In the portrait, Thiruvalluvar, the author of Thirukkural, one of the greatest work in Tamil literature, is seen wearing a necklace and armlets made of rudraksha beads and has holy ash smeared on his forehead and arms. This is a sharp contrast to the usual portrayal of the poet – in white clothes and without any religious symbols – so far.
Also read: Tamil parties up in arms against ‘saffronisation’ of Thiruvalluvar
After facing heavy backlash on social media for attempting to “saffronise” the poet, Naidu’s office quickly deleted the picture, replacing it with the poet in the customary white robe sans religious marks.
Remembering great Tamil Poet, philosopher and Saint, Thiruvalluvar on his Jayanti today.#Thirukkuṛaḷ, authored by him provides guidance to mankind on how to lead a noble life. #Thiruvalluvar #Tamil pic.twitter.com/YETwVVcUlr
— Vice President of India (@VPSecretariat) January 16, 2020
Many on Twitter appreciated the quick rectification, while others wondered what prompted the saffronisation of the saint whose image was so far untouched by any religious mark. Many Twitter users posted pictures of Thiruvalluvar wearing religious symbols, from old books, claiming that it was the DMK government who changed his attire to white.
The incident was reminiscent of a similar goof-up by the Tamil Nadu BJP unit in November 2019 that triggered a huge controversy in the state.

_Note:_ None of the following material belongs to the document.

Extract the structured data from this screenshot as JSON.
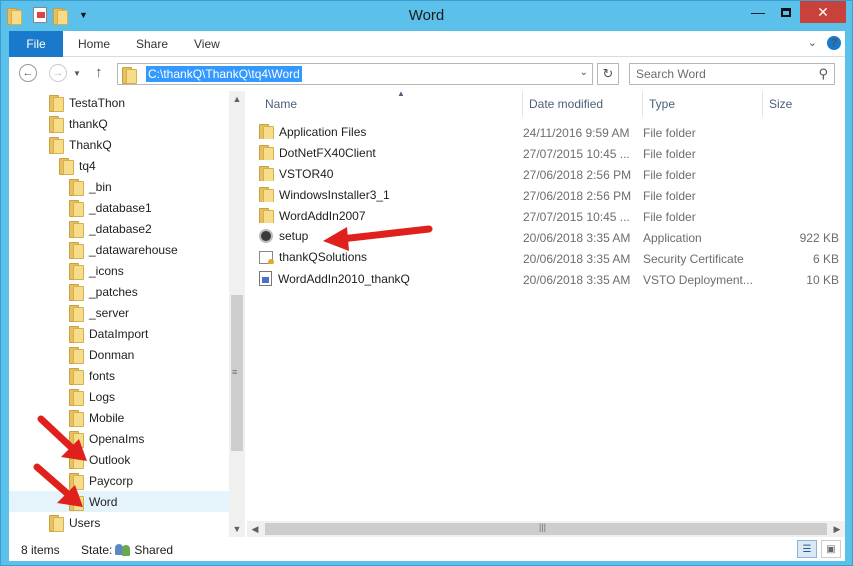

The state BJP unit in its twitter page had posted a picture of the poet in saffron clothes, and tweeted a couplet from Thirukkural that roughly meant to convey that ‘education is of no use when one defies God and his followers.’
Also read: Scholars allege BJP trying to appropriate Tamil poet Thiruvalluvar
Thirukkural, which is believed to have written 2,000 years ago is an anthology of 1,300 couplets, written as a commentary on ethics, love, politics and economics.